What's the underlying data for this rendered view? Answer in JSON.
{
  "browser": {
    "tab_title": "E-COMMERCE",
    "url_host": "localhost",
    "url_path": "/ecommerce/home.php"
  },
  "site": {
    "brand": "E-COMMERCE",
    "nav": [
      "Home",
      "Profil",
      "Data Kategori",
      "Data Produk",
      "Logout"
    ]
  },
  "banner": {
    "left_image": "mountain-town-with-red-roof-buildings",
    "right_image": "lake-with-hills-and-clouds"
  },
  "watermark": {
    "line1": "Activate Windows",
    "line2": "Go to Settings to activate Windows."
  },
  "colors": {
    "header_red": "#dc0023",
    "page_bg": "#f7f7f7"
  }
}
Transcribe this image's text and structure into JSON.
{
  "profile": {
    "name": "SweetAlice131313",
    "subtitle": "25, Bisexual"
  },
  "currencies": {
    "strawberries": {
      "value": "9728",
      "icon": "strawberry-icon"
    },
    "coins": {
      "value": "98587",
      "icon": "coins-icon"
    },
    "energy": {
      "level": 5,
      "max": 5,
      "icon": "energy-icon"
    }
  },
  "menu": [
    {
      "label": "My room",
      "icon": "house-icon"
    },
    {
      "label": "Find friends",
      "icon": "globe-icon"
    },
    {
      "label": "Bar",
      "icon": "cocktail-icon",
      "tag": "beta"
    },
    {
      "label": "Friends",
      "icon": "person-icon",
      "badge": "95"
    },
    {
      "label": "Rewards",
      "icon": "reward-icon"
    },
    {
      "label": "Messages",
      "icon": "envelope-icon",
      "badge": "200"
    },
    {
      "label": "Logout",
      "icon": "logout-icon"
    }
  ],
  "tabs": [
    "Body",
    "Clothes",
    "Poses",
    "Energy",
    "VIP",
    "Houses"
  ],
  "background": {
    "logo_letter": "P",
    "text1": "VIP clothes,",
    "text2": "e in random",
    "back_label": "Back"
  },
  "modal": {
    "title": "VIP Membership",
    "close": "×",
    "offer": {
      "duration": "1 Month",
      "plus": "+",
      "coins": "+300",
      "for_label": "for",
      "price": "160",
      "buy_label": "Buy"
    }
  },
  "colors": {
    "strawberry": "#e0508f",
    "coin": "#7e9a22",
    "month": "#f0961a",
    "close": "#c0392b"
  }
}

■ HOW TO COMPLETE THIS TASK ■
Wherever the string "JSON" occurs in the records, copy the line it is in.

■ PROBLEM SOLUTION ■
What's the underlying data for this rendered view? Answer in JSON.
Transcribe this image's text and structure into JSON.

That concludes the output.